# PROBLEM TO WORK ON:
Determine the number of lines in the data that contain "name", and write only that number.

# DATA TO PROCESS:
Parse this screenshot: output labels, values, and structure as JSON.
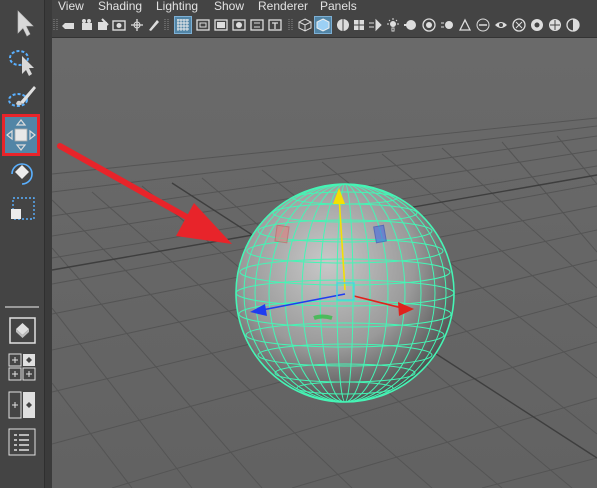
{
  "menubar": {
    "items": [
      "View",
      "Shading",
      "Lighting",
      "Show",
      "Renderer",
      "Panels"
    ]
  },
  "toolbox": {
    "tools": [
      {
        "name": "select-tool",
        "icon": "select-arrow-icon"
      },
      {
        "name": "lasso-tool",
        "icon": "lasso-icon"
      },
      {
        "name": "paint-select-tool",
        "icon": "paint-brush-icon"
      },
      {
        "name": "move-tool",
        "icon": "move-icon",
        "active": true
      },
      {
        "name": "rotate-tool",
        "icon": "rotate-icon"
      },
      {
        "name": "scale-tool",
        "icon": "scale-icon"
      }
    ],
    "layouts": [
      {
        "name": "single-perspective-layout",
        "icon": "single-view-icon"
      },
      {
        "name": "four-view-layout",
        "icon": "four-view-icon"
      },
      {
        "name": "two-view-layout",
        "icon": "two-view-icon"
      },
      {
        "name": "outliner-layout",
        "icon": "outliner-icon"
      }
    ]
  },
  "colors": {
    "panel": "#444444",
    "viewport_bg": "#686868",
    "grid": "#5a5a5a",
    "wireframe": "#45f5b5",
    "highlight": "#e8242a",
    "active_tool_bg": "#5285a6",
    "axis_x": "#e0221c",
    "axis_y": "#f4e003",
    "axis_z": "#1f3cf0"
  },
  "scene": {
    "object": "polygon sphere",
    "selected": true,
    "manipulator": "move"
  },
  "annotation": {
    "highlighted_tool": "move-tool",
    "arrow_target": "sphere"
  }
}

# TASK RESPONSE:
10